  • A location. Pick a spot blocked off from strong wind and other elements to begin building your fire.

  • Tinder & fuel. You’ll need tinder to get your fire started -- either a packaged tinder, a Fire Starting Tinder that you bring along, or other materials like birch bark, tree moss or pocket lint. The wood fuel you’ll use to build your fire should be small pieces of dry, dead wood from trees and shrubbery; if possible, avoid chopping or splitting to help conserve your energy. Make sure you have twice as much of all these materials as you think you’ll need. Note: If you’re building a fire on top of snow, build up a raised “platform” from green wood to keep the fire you start away from direct moisture.

  • A spark. To spark that flame, you’ll need a tool to start your fire like a water-resistant and wind-proof lighter, weather-proof matches or flint and steel. Carry a combination of these items in different places on your person to ensure that you’ll have a working option if you need it.

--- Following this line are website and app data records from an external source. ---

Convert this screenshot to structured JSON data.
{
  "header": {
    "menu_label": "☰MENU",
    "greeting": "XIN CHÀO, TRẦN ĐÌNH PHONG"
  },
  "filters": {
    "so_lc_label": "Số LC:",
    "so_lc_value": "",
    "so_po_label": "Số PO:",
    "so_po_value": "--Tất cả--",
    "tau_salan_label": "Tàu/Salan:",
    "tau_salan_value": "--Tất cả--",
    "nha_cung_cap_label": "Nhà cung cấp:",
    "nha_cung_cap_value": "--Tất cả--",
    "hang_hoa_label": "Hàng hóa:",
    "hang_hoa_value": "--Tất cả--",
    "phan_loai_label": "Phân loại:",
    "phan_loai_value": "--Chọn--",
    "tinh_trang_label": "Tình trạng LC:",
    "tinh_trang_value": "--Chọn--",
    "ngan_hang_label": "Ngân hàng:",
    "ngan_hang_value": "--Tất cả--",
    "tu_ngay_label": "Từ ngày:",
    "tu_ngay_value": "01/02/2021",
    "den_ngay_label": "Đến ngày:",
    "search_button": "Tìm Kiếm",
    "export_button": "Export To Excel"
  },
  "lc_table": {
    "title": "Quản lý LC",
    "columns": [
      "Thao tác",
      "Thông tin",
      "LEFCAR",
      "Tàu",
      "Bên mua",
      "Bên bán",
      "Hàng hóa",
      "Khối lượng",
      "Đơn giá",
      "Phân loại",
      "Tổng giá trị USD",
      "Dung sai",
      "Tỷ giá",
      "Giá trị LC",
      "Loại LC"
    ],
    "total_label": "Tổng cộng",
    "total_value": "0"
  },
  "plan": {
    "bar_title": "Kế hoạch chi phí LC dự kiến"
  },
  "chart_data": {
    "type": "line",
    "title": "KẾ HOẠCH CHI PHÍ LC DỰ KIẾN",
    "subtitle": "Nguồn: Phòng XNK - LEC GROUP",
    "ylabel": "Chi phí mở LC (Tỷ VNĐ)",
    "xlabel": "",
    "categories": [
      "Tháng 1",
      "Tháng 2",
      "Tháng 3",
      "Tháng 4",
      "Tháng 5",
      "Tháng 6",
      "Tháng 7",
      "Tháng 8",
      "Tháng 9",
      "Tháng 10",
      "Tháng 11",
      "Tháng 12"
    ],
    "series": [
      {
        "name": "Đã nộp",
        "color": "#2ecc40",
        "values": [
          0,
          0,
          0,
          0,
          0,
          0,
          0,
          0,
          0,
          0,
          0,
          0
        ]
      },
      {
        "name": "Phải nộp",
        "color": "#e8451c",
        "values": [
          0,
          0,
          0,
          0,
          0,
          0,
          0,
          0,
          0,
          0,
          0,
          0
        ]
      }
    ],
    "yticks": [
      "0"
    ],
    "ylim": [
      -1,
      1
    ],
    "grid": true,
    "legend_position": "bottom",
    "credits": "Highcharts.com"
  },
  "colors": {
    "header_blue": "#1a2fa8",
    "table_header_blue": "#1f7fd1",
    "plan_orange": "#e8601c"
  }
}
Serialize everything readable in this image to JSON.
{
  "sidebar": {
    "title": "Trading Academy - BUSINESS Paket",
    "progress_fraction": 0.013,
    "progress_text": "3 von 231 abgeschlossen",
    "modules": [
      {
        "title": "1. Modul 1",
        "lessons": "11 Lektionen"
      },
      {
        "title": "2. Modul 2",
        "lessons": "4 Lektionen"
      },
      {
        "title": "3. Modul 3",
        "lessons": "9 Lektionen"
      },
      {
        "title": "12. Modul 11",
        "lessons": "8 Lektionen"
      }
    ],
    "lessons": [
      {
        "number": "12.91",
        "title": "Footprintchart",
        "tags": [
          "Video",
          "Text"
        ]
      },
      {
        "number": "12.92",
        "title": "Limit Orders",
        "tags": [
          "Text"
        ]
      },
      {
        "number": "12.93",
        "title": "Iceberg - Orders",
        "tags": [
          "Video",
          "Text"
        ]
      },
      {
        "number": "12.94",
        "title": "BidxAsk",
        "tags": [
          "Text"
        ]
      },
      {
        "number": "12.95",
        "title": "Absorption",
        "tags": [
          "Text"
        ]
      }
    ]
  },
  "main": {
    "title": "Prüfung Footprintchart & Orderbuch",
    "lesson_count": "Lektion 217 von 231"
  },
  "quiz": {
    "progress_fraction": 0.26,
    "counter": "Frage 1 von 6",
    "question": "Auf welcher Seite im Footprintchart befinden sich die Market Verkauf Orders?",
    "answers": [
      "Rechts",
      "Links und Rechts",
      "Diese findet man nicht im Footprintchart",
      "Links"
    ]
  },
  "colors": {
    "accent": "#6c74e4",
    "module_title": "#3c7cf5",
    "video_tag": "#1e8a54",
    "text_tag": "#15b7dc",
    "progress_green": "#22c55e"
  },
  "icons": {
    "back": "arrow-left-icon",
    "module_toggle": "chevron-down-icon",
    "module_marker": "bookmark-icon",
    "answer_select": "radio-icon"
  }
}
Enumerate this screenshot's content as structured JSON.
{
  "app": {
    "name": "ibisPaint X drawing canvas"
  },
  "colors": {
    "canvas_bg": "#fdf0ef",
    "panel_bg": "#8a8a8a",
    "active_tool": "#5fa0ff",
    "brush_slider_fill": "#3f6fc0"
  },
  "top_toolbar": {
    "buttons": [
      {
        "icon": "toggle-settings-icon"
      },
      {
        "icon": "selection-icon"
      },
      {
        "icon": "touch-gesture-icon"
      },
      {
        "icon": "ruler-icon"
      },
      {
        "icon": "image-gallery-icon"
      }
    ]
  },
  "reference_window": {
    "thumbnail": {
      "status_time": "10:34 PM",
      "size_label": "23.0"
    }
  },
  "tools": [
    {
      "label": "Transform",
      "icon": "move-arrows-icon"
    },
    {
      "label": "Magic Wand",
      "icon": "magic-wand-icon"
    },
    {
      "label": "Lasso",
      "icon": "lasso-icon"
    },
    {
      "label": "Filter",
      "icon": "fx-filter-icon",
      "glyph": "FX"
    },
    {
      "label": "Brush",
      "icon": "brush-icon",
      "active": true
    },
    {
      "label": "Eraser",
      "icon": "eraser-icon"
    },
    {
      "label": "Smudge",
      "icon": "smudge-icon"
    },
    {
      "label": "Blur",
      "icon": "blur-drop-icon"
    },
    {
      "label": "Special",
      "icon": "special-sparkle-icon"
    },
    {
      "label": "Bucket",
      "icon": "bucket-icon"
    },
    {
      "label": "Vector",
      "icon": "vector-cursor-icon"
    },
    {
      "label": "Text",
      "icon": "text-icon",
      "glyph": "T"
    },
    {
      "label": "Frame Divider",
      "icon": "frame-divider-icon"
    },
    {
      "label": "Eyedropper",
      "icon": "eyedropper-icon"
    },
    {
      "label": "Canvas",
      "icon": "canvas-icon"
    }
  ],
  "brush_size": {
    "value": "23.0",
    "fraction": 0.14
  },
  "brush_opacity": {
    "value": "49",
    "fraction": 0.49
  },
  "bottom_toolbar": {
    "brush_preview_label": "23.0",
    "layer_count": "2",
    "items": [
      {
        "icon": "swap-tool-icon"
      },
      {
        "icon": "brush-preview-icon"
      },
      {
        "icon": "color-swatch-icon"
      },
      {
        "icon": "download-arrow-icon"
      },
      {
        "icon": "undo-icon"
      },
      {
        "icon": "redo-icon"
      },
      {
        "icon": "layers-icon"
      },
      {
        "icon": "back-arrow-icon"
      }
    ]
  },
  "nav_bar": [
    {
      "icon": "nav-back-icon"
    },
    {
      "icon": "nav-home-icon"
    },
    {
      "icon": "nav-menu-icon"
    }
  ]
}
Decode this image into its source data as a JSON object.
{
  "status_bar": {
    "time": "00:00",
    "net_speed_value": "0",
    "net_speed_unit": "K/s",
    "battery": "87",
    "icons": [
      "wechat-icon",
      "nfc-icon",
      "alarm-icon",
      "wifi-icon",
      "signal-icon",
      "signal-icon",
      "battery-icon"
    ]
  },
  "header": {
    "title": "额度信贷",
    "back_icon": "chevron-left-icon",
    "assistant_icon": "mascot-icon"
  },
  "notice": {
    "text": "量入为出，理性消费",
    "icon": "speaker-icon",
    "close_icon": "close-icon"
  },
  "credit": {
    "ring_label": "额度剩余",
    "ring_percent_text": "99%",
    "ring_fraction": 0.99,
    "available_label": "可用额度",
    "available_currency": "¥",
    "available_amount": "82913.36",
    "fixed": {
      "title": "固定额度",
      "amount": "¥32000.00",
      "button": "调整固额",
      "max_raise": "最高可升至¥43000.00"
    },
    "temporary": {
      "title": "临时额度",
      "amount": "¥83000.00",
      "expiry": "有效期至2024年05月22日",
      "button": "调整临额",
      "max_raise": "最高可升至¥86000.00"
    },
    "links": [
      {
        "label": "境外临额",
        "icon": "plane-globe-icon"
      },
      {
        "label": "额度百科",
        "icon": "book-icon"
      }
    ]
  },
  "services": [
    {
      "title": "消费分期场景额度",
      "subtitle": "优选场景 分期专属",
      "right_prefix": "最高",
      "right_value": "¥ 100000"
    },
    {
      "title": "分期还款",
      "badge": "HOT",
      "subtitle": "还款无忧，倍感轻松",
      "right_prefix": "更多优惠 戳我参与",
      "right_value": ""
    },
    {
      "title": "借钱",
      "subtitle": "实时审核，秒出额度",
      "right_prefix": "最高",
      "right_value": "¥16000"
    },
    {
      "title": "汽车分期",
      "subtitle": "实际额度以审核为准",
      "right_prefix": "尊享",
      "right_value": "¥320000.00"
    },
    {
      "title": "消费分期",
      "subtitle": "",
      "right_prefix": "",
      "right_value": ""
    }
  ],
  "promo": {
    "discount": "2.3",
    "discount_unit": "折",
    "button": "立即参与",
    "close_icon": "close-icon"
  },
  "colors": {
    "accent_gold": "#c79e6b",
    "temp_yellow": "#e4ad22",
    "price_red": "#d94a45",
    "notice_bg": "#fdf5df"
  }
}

Once your fire is started, be sure to closely monitor it and have means to put it out -- water and moist dirt or sand -- just in case. As Smokey Bear says "Only you can prevent forest fires."